## WHAT NEEDS TO BE DONE
Repeat the entries below in full, with every character unchanged.

[Opening GIVEN DATA section]

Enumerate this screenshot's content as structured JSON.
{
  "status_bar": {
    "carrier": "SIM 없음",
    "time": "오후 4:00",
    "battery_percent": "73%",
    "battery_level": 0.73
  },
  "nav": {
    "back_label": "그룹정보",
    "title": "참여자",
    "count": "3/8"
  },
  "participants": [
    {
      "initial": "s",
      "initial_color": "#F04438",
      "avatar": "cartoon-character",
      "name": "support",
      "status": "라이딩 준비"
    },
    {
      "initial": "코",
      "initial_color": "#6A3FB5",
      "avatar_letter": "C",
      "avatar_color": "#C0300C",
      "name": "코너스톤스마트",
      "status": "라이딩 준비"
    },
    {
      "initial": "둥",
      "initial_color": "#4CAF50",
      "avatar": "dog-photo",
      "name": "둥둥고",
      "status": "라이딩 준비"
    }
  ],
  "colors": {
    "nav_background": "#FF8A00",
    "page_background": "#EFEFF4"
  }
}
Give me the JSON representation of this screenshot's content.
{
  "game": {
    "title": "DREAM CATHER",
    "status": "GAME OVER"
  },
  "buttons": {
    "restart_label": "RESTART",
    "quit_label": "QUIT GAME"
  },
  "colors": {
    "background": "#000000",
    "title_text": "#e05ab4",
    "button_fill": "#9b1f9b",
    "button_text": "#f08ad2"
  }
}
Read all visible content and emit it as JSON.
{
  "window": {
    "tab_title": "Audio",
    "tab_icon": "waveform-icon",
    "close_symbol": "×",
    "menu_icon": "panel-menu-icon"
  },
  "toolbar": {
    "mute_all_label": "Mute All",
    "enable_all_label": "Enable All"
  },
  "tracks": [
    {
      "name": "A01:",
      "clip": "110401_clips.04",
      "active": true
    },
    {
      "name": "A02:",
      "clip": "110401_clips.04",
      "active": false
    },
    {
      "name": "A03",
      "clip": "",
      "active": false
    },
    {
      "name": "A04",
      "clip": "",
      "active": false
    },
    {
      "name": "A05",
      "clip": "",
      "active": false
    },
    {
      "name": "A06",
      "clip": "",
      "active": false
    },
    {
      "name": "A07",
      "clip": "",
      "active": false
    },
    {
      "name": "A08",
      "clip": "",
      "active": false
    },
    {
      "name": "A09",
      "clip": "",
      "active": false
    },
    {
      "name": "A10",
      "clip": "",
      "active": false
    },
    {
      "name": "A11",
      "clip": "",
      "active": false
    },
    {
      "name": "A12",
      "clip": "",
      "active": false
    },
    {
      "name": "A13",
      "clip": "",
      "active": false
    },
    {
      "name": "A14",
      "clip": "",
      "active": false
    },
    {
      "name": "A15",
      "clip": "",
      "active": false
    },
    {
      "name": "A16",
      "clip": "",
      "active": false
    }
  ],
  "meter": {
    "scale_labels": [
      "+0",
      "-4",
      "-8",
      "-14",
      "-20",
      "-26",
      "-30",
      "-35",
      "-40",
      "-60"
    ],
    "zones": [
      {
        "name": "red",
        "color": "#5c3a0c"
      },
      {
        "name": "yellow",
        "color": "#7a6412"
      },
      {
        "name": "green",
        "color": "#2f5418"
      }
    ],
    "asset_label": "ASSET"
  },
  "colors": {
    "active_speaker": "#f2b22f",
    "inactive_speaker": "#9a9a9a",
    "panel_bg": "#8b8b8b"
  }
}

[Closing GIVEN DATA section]

## RESPONSE AREA
Enumerate this screenshot's content as structured JSON.
{
  "status_bar": {
    "carrier": "SIM 없음",
    "time": "오후 4:00",
    "battery_percent": "73%",
    "battery_level": 0.73
  },
  "nav": {
    "back_label": "그룹정보",
    "title": "참여자",
    "count": "3/8"
  },
  "participants": [
    {
      "initial": "s",
      "initial_color": "#F04438",
      "avatar": "cartoon-character",
      "name": "support",
      "status": "라이딩 준비"
    },
    {
      "initial": "코",
      "initial_color": "#6A3FB5",
      "avatar_letter": "C",
      "avatar_color": "#C0300C",
      "name": "코너스톤스마트",
      "status": "라이딩 준비"
    },
    {
      "initial": "둥",
      "initial_color": "#4CAF50",
      "avatar": "dog-photo",
      "name": "둥둥고",
      "status": "라이딩 준비"
    }
  ],
  "colors": {
    "nav_background": "#FF8A00",
    "page_background": "#EFEFF4"
  }
}
Give me the JSON representation of this screenshot's content.
{
  "game": {
    "title": "DREAM CATHER",
    "status": "GAME OVER"
  },
  "buttons": {
    "restart_label": "RESTART",
    "quit_label": "QUIT GAME"
  },
  "colors": {
    "background": "#000000",
    "title_text": "#e05ab4",
    "button_fill": "#9b1f9b",
    "button_text": "#f08ad2"
  }
}
Read all visible content and emit it as JSON.
{
  "window": {
    "tab_title": "Audio",
    "tab_icon": "waveform-icon",
    "close_symbol": "×",
    "menu_icon": "panel-menu-icon"
  },
  "toolbar": {
    "mute_all_label": "Mute All",
    "enable_all_label": "Enable All"
  },
  "tracks": [
    {
      "name": "A01:",
      "clip": "110401_clips.04",
      "active": true
    },
    {
      "name": "A02:",
      "clip": "110401_clips.04",
      "active": false
    },
    {
      "name": "A03",
      "clip": "",
      "active": false
    },
    {
      "name": "A04",
      "clip": "",
      "active": false
    },
    {
      "name": "A05",
      "clip": "",
      "active": false
    },
    {
      "name": "A06",
      "clip": "",
      "active": false
    },
    {
      "name": "A07",
      "clip": "",
      "active": false
    },
    {
      "name": "A08",
      "clip": "",
      "active": false
    },
    {
      "name": "A09",
      "clip": "",
      "active": false
    },
    {
      "name": "A10",
      "clip": "",
      "active": false
    },
    {
      "name": "A11",
      "clip": "",
      "active": false
    },
    {
      "name": "A12",
      "clip": "",
      "active": false
    },
    {
      "name": "A13",
      "clip": "",
      "active": false
    },
    {
      "name": "A14",
      "clip": "",
      "active": false
    },
    {
      "name": "A15",
      "clip": "",
      "active": false
    },
    {
      "name": "A16",
      "clip": "",
      "active": false
    }
  ],
  "meter": {
    "scale_labels": [
      "+0",
      "-4",
      "-8",
      "-14",
      "-20",
      "-26",
      "-30",
      "-35",
      "-40",
      "-60"
    ],
    "zones": [
      {
        "name": "red",
        "color": "#5c3a0c"
      },
      {
        "name": "yellow",
        "color": "#7a6412"
      },
      {
        "name": "green",
        "color": "#2f5418"
      }
    ],
    "asset_label": "ASSET"
  },
  "colors": {
    "active_speaker": "#f2b22f",
    "inactive_speaker": "#9a9a9a",
    "panel_bg": "#8b8b8b"
  }
}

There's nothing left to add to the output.